Vancouver’s Black and BIPOC communities will soon have a new space to learn and connect with each other, thanks to a new library being created by a driven UBC student.
Maya Preshyon recently launched a GoFundMe for Vancouver Black Library (VBL), a library and community hub run by Black organizers and dedicated to Black and BIPOC community members.
View this post on Instagram
- You might also like:
- Canadian artist Diana Siwila celebrates everyday Black excellence for Black History Month
- Meet the city's newest leader: The Black Girl (in Vancouver) Guide
- New Black-owned business directory and marketplace launches in Canada
“This is a space to not only sign out books for free but also to use as a study space, a chill space, a safe space,” said Preshyon to Daily Hive. “VBL will be a springboard for other initiatives like group therapy, workshops, childcare, art exhibitions, poetry readings, book clubs, and more. We will also have an online database of free digital versions of Black revolutionary texts and other critical readings available to everyone for free.
“Ultimately, in addition to connecting people to information, libraries connect people to people.”
The 20-year-old vice president of CiTR & Discorder (UBC’s campus radio station and magazine) was inspired to create VBL after connecting with local artist Simon Grefiel, a member of Vancouver’s Asian community.
“As a social work student, an organizer in the arts scene and as a Black person, the desire to assess the infrastructural deficit was always there, but creating a cultural hub was beginning to feel like an impossibility. I didn’t know what angle to approach from,” said Preshyon, currently in her third year of Social Work and Indigenous studies at UBC “That was until Simon told me about Centre A: Vancouver International Centre for Contemporary Asian Art’s library.
“Simon used to catalogue books there and while doing so, he observed that it wasn’t just a library, it was a space that brought like-minded people together to hang out, meet one another and sometimes just chill. It was then that I realized a library would be the perfect communal hub for Vancouver’s Black community.”
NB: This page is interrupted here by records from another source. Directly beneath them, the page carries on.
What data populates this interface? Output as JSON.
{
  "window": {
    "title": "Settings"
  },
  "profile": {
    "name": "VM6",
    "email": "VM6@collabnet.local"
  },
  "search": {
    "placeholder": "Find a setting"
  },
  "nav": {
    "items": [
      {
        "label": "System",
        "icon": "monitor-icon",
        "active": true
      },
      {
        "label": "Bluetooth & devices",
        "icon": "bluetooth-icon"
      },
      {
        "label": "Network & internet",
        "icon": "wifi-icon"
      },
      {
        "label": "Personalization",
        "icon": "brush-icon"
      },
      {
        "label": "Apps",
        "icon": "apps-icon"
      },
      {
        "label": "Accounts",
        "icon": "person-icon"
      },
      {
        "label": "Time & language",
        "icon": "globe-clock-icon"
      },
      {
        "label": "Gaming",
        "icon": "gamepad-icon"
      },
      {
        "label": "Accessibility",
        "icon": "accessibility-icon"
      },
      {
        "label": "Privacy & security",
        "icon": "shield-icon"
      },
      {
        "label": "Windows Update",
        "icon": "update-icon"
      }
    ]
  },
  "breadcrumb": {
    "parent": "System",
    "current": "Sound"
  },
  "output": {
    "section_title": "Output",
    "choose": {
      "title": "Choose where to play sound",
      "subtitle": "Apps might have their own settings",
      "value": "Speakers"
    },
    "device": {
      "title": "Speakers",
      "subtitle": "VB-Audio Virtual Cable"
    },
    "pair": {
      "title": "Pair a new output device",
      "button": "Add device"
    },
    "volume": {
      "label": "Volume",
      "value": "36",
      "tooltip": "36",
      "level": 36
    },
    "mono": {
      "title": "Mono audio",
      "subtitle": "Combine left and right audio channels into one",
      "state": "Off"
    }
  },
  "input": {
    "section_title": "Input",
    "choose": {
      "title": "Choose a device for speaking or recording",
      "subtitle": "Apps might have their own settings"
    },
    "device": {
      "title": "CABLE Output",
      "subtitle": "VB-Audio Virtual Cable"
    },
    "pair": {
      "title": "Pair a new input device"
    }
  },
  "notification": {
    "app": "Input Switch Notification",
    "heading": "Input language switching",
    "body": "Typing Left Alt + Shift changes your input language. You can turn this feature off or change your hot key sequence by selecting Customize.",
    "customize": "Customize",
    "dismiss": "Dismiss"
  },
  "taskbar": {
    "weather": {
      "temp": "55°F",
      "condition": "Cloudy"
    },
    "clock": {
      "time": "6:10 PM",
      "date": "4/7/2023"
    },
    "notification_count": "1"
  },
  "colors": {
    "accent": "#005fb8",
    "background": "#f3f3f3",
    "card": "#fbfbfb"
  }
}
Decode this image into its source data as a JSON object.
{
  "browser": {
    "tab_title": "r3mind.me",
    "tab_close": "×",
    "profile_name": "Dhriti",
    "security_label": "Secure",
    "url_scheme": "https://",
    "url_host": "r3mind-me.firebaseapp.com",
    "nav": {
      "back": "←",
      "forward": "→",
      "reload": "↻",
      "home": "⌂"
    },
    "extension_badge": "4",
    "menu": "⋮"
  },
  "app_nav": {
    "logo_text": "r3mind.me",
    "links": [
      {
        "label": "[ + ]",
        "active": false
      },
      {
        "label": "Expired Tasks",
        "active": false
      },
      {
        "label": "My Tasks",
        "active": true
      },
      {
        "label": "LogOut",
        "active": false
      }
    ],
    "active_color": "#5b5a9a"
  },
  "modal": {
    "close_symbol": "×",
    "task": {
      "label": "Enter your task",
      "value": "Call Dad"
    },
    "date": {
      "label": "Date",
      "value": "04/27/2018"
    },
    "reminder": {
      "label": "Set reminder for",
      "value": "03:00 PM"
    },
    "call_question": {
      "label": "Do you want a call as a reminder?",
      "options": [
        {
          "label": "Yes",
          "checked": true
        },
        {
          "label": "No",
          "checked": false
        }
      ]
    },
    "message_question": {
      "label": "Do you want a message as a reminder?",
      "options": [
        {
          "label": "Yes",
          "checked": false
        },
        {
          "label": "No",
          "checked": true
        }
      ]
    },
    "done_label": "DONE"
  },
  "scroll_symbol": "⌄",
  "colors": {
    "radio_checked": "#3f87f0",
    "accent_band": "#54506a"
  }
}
VBL’s supporters on GoFundMe agree. In a little over two weeks, the fundraiser has more than doubled its initial goal of $6,000 and is currently at nearly $15,000 raised.
Preshyon and the VBL team, consisting of Grefiel and her roommates Nola and Natalie, have set a new funding goal of $35,000 to facilitate more programming, expand the future location and guarantee longevity by committing to a 12-month lease.
“VBL hopes to secure a location in proximity to historical Hogan’s Alley or around that area, though we are still avidly searching for a location,” explains Preshyon, who is of Zimbabwean and Indigenous heritage. “Given that our largest priority is opening our doors to the public asap, we are open to exploring all location options in Vancouver. We hope to be open and operational in the spring or summer of this year.”
VBL is also accepting book donations to build a collection sizable enough to fill the library. The founders are accepting books from any genre in any condition, and have also created a wish list of books by Black and BIPOC authors.
Massy Books has created a book registry out of VBL’s wishlist items on their online bookstore where people can order directly to donate to the library.
“Ever since the dismantling of Hogan’s Alley as a Black community hub in the ’70s, Vancouver’s Black community has been fragmented and disconnected. Vancouver has an almost unprecedented lack of infrastructure for the Black community. The effects of cultural isolation on a mental health level and even professional level are intense. When you don’t feel the support of your people and your community, you carry the weight of micro-aggressions, inequities and discrimination alone.
“VBL will be the community gathering place that has yet to fill the space that Hogan’s Alley occupied. The library will give the BIPOC population a stronger sense of connection and community. We will help form a stronger Black and BIPOC support network in Vancouver because everyone needs people to lean on and somewhere to feel uplifted.”
Community Partnership Content